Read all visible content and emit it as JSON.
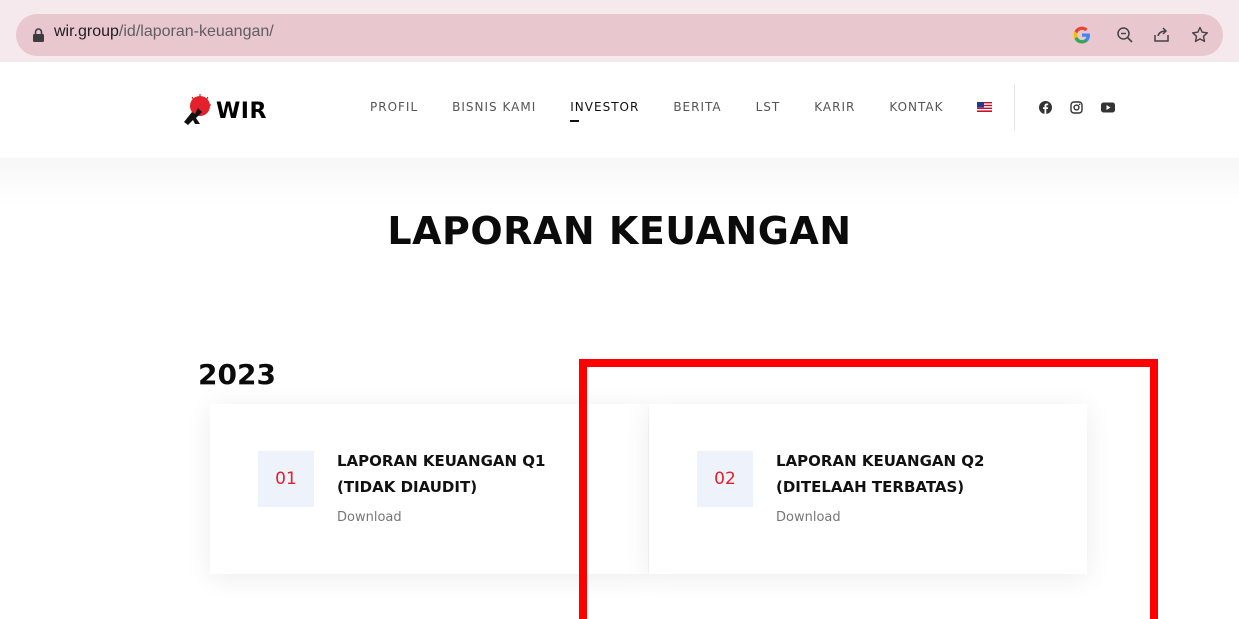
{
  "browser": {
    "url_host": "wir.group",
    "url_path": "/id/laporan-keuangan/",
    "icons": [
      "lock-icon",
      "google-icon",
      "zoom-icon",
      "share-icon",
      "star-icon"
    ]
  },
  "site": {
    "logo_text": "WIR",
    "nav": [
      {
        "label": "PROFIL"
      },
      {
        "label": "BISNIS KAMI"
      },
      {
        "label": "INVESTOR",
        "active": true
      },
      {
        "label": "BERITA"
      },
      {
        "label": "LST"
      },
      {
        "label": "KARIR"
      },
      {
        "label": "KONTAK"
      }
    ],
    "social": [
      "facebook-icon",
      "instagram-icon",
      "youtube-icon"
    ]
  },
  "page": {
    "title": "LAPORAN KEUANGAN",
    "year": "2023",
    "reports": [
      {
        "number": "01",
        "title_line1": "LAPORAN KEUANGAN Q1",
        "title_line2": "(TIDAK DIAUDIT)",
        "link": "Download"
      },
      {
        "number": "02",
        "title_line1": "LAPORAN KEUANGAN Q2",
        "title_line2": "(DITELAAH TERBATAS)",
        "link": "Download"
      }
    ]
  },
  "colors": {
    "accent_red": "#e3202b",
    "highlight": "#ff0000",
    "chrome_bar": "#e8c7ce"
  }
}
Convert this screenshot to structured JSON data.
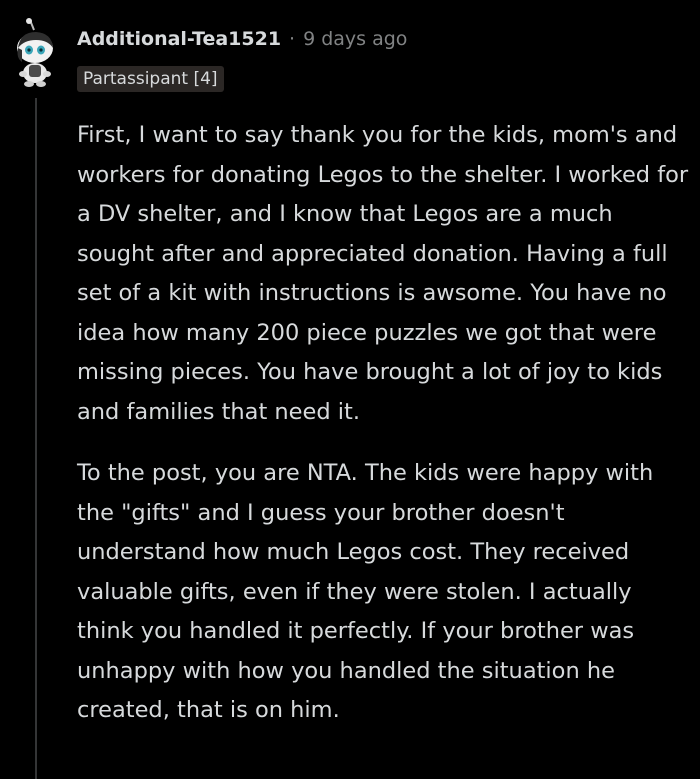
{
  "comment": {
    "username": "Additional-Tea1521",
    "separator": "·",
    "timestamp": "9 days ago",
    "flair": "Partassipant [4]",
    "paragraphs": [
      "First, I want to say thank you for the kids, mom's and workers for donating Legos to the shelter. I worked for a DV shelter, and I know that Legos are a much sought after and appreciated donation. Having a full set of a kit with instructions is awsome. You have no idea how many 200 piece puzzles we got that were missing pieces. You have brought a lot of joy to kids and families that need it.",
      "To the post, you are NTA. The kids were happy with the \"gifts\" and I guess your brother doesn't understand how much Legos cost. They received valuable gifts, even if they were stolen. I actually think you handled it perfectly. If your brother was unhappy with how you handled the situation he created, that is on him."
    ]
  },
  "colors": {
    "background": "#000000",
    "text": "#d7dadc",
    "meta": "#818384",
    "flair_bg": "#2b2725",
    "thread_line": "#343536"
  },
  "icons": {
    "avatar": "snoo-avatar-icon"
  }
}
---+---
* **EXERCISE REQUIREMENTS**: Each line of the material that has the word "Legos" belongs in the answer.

* **COMPLETED TASK**:
      "First, I want to say thank you for the kids, mom's and workers for donating Legos to the shelter. I worked for a DV shelter, and I know that Legos are a much sought after and appreciated donation. Having a full set of a kit with instructions is awsome. You have no idea how many 200 piece puzzles we got that were missing pieces. You have brought a lot of joy to kids and families that need it.",
      "To the post, you are NTA. The kids were happy with the \"gifts\" and I guess your brother doesn't understand how much Legos cost. They received valuable gifts, even if they were stolen. I actually think you handled it perfectly. If your brother was unhappy with how you handled the situation he created, that is on him."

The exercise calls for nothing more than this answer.